*** Opening Records supplied ***
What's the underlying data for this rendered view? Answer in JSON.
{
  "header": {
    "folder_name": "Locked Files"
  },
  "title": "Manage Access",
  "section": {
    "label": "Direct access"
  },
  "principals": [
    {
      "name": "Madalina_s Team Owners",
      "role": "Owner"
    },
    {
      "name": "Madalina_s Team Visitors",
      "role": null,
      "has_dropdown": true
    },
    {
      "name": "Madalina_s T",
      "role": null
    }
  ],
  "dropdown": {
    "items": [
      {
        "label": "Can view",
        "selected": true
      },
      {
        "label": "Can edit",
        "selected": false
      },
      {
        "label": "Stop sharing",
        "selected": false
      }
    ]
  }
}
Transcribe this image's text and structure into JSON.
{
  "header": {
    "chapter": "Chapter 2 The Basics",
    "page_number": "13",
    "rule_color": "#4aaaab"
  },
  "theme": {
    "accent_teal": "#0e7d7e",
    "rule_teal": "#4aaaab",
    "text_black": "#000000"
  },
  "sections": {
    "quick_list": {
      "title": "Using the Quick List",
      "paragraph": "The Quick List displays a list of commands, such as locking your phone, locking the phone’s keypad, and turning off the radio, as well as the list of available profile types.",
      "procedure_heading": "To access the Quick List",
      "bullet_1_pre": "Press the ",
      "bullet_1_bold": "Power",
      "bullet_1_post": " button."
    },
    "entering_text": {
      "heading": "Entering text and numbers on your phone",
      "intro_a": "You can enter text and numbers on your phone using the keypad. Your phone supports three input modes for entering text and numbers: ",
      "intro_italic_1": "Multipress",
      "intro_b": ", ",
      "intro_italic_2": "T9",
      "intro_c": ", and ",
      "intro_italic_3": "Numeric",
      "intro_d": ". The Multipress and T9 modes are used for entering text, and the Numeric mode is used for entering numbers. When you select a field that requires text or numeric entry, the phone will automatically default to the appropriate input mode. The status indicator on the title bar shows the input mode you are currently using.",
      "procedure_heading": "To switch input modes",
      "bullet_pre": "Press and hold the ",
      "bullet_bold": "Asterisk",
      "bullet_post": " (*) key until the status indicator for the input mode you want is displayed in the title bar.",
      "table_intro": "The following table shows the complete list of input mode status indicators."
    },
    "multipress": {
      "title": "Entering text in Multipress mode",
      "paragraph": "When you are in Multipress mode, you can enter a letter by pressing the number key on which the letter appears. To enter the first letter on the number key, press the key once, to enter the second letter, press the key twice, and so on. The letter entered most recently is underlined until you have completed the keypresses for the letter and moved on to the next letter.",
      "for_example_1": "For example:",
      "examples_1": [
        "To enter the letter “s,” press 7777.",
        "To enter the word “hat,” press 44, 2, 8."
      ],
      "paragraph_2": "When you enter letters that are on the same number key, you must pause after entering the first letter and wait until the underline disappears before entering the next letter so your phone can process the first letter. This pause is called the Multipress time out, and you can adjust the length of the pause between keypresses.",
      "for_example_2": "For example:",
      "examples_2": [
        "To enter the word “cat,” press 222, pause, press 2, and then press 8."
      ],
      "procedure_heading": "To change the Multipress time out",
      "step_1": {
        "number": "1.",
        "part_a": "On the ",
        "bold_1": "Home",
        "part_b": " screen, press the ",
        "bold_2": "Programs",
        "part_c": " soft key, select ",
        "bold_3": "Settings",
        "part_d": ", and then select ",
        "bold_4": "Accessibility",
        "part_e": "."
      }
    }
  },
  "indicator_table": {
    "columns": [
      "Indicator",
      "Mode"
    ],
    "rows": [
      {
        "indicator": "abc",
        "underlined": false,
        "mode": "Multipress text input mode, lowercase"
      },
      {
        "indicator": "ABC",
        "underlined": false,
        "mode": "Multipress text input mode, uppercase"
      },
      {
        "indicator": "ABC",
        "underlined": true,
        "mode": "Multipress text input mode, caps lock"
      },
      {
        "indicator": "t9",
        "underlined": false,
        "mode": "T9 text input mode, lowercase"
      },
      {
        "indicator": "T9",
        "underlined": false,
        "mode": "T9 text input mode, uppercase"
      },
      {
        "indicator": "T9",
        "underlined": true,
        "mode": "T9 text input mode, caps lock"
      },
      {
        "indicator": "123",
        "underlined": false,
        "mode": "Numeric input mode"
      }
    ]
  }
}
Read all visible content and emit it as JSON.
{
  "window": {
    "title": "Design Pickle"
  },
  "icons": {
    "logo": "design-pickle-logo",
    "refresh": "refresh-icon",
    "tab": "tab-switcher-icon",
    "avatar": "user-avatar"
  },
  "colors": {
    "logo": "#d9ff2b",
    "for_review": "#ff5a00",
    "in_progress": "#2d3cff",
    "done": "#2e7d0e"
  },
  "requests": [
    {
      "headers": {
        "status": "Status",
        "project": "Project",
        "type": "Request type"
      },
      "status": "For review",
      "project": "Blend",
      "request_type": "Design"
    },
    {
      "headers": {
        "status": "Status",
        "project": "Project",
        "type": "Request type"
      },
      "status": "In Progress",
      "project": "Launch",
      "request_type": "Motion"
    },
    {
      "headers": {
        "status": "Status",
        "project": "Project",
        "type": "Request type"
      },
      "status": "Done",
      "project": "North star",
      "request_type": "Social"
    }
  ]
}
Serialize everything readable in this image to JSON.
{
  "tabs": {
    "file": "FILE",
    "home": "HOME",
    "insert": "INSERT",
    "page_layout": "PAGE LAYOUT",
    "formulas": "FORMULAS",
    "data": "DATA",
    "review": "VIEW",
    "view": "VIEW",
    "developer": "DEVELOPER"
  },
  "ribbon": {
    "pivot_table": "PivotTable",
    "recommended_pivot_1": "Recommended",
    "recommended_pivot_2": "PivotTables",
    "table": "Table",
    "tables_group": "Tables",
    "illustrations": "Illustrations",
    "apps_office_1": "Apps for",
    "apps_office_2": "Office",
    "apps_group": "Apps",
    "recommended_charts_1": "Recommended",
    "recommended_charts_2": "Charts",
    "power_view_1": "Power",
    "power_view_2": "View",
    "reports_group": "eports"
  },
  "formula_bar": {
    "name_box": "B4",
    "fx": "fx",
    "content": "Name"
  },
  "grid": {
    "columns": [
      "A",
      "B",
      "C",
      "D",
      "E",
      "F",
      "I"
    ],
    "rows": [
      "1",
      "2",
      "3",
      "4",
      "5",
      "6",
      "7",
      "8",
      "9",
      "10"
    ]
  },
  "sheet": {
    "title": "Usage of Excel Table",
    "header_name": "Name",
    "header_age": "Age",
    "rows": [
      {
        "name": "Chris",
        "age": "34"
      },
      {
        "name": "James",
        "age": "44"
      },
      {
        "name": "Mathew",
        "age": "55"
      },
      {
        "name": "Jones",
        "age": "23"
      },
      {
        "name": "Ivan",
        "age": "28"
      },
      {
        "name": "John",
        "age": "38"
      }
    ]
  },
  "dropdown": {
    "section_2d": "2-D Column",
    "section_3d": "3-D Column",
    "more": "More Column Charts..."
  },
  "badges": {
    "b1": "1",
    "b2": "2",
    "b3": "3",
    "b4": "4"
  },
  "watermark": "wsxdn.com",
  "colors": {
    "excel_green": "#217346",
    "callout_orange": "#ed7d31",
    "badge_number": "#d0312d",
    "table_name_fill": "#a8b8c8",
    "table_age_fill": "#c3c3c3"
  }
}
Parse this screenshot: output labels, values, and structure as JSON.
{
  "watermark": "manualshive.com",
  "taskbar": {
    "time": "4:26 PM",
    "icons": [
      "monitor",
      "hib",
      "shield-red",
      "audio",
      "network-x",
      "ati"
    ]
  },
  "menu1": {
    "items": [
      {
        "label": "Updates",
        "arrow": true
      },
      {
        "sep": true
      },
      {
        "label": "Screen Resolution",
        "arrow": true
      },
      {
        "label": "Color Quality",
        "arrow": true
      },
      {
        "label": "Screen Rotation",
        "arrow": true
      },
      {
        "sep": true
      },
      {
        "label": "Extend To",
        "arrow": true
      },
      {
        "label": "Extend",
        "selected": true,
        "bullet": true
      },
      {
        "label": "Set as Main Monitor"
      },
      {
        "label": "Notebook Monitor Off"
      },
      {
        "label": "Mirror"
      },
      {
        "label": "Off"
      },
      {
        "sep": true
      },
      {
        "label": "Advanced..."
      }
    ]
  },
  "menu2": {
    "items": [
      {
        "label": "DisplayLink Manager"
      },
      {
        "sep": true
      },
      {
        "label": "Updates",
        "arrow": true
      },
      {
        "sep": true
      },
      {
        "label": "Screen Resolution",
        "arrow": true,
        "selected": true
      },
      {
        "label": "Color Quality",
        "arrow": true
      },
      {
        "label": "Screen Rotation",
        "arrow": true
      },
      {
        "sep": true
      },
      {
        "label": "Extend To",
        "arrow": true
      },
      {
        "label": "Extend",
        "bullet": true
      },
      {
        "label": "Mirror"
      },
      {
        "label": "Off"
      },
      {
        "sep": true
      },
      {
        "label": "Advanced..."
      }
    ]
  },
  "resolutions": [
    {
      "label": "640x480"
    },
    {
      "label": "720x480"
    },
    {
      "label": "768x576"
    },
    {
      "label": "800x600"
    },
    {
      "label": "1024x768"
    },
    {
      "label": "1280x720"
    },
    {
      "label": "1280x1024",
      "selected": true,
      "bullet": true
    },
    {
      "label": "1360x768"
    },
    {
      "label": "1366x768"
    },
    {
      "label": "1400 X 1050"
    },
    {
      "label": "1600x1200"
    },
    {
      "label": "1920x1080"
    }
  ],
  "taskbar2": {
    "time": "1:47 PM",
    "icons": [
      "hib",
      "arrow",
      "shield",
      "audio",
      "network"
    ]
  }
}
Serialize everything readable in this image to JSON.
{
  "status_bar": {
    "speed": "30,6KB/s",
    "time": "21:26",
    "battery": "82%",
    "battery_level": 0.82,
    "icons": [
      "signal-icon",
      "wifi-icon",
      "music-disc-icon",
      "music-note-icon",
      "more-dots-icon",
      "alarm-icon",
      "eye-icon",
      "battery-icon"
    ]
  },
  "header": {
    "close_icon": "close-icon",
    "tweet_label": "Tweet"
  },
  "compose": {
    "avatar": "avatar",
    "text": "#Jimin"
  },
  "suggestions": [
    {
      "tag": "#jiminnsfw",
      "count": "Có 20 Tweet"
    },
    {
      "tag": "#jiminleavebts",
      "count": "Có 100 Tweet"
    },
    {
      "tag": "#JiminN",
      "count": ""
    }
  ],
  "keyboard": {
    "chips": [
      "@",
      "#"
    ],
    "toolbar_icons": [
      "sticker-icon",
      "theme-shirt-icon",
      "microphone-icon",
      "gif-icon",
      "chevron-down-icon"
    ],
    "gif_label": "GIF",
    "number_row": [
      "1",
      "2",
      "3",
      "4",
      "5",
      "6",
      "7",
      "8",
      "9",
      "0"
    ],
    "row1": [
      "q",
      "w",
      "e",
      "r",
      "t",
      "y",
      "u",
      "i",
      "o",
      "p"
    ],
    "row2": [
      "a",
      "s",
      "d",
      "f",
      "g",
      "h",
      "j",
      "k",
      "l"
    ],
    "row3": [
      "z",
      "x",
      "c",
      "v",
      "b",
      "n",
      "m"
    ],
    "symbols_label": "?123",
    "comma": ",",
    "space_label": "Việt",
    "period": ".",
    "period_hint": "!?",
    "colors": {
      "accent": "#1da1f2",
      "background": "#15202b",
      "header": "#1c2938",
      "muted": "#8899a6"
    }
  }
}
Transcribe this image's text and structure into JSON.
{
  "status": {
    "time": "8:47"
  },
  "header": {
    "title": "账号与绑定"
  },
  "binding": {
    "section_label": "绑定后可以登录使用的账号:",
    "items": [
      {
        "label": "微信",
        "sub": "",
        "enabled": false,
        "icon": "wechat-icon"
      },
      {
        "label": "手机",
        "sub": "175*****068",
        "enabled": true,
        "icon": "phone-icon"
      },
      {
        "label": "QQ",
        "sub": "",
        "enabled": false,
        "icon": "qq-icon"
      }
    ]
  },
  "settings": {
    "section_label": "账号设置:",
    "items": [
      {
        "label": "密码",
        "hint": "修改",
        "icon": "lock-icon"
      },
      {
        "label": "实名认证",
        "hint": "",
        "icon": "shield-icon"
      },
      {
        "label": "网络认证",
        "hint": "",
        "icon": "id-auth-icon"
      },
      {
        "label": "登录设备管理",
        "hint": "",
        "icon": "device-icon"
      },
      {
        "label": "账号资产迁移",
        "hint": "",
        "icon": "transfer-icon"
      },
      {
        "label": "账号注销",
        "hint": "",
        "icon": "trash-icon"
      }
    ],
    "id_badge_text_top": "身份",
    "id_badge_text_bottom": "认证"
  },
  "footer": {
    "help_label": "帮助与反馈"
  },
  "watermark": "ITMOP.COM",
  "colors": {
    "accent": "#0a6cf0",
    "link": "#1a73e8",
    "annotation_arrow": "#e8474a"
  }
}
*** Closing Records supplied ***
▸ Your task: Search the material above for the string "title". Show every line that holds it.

▸ Output:
  "title": "Manage Access",
      "title": "Using the Quick List",
      "intro_d": ". The Multipress and T9 modes are used for entering text, and the Numeric mode is used for entering numbers. When you select a field that requires text or numeric entry, the phone will automatically default to the appropriate input mode. The status indicator on the title bar shows the input mode you are currently using.",
      "bullet_post": " (*) key until the status indicator for the input mode you want is displayed in the title bar.",
      "title": "Entering text in Multipress mode",
    "title": "Design Pickle"
    "title": "Usage of Excel Table",
    "title": "账号与绑定"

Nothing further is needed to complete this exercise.